Dish appoints Stephen Stokols to lead Boost Mobile

Dish's wireless efforts are slowly getting off the ground.

Eli Blumenthal Senior Editor
Eli Blumenthal is a senior editor at CNET with a particular focus on covering the latest in the ever-changing worlds of telecom, streaming and sports. He previously worked as a technology reporter at USA Today.
Expertise 5G | Mobile networks | Wireless carriers | Phones | Tablets | Streaming devices | Streaming platforms | Mobile | Console gaming
Eli Blumenthal
2 min read

Boost is getting a new boss. 

Boost Mobile

Dish may not have made many major moves since acquiring Boost Mobile from T-Mobile and Sprint earlier this year, but that may change as the calendar turns towards 2021. 

On Tuesday the carrier publicly named Stephen Stokols, the former founder of wireless venture FreedomPop , to be Boost Mobile's new executive vice president. Stokols will report to John Swieringa, who oversees Dish's retail wireless operations and is also the company's chief operating officer. 
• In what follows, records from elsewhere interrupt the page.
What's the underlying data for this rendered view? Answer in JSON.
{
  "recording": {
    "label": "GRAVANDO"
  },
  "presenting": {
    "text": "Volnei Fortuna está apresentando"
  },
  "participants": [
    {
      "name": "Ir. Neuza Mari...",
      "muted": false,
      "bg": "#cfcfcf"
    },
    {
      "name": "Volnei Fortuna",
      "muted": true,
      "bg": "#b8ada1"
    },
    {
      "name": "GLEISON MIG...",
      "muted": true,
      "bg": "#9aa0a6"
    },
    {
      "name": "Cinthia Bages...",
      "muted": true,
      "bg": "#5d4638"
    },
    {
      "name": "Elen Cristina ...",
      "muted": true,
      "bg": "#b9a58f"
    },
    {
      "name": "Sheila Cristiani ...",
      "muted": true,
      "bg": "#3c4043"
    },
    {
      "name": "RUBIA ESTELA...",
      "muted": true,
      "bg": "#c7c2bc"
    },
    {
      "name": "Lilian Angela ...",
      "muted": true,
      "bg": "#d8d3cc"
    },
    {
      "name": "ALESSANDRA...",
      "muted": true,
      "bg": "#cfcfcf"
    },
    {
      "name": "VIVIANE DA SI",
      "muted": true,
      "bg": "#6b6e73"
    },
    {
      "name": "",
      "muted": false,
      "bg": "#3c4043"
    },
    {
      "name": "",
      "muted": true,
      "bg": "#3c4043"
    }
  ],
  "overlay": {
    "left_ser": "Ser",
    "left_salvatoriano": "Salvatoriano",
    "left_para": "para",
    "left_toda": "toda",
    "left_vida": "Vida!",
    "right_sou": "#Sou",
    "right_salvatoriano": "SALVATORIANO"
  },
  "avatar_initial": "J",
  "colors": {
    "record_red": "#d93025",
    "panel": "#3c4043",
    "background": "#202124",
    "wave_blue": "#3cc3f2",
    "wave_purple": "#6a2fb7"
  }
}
Stokols sold FreedomPop, which used Sprint's network to sell wireless service (or what is known as a mobile virtual network operator or MVNO), last year to Red Pocket Mobile. The move was designed to allow Stokols to make a play for Boost Mobile with some private equity groups, adding a bit of irony to his appointment as head of the company that Dish now owns. 

That Dish bought Boost Mobile makes the top position of the wireless company "far more attractive" to Stokols, who told CNET that Dish's plan isn't just to run Boost Mobile as an MVNO riding on T-Mobile's network but eventually as a company that plans to build out and use its own wireless network. 
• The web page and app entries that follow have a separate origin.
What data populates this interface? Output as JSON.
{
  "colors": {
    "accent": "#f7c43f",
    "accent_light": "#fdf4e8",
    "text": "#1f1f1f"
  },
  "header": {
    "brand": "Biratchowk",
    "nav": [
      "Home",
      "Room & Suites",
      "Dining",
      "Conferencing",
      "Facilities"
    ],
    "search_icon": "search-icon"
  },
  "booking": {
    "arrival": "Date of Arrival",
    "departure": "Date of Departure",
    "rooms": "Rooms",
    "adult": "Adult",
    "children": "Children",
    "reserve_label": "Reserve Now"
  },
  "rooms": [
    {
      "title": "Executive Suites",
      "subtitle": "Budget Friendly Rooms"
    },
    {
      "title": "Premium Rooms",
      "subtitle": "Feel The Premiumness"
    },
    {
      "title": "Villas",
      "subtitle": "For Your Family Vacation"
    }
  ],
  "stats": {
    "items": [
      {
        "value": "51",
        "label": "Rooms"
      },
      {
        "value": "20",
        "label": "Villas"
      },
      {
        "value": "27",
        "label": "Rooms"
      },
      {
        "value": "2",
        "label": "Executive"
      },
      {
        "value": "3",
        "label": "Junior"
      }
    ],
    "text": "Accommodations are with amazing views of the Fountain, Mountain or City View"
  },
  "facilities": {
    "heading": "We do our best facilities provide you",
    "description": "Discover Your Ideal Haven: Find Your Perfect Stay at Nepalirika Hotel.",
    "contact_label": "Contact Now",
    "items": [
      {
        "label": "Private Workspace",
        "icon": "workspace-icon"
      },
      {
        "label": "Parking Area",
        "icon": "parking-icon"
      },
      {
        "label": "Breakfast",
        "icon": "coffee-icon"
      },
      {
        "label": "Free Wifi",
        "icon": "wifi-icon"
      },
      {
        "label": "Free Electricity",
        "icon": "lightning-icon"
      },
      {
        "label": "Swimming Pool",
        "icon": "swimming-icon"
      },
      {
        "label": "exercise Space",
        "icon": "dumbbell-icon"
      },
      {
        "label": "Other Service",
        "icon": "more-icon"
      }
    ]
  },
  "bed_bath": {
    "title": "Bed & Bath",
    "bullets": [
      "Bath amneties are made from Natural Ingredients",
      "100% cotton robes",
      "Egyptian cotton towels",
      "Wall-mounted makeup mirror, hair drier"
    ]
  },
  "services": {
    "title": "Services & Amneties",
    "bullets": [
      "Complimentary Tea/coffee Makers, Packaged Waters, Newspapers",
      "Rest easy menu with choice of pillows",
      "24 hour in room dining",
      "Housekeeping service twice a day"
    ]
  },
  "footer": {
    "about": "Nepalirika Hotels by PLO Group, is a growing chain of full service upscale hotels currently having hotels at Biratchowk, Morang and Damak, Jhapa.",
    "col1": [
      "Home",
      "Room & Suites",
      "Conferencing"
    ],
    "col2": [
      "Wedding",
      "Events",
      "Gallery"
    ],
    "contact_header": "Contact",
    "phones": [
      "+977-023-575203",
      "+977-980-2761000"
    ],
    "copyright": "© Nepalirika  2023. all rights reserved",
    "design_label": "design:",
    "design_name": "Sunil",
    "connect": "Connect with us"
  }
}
Dish has spent years and billions of dollars acquiring spectrum, the airwaves needed to offer wireless phone and data services. As part of the Department of Justice's deal between Dish, T-Mobile and Sprint to allow the T-Mobile/Sprint merger to go through, Dish gets to use T-Mobile's network for seven years while it builds out its own wireless service. 

Watch this: T-Mobile and Sprint merger: What it means for you

"Over the next couple of years you'll see Boost go from an MVNO to an actual carrier," Stokols said, though he wouldn't go into details on when or where Dish might start turning on its own 5G cities. Dish co-founder Charlie Ergen told a Manhattan federal court last December that the company planned to turn on its first 5G city in 2020, though the company has yet to provide a public update as to whether that plan is still on schedule. 

When Dish acquired Boost it had around 9 million subscribers, with the company since acquiring fellow MVNO Ting Mobile in August. Even with Ting, it remains a very distant rival to the big three US carriers or Verizon , T-Mobile and AT&T

Although Dish and Boost have been largely quiet with news in recent months (with the notable exception being the Ting purchase), Stokols says the company is now going to be much more active as the end of the year approaches. 

"The idea here is to move fast," Stokols said, adding that by mid-October the company plans to introduce some new plans with more news coming to before the holidays. "This is 'let's hit the ground running.'" 

Correction, Sept. 22: A previous version of this story incorrectly stated that Stokols is the CEO of Boost Mobile. He is its executive vice president.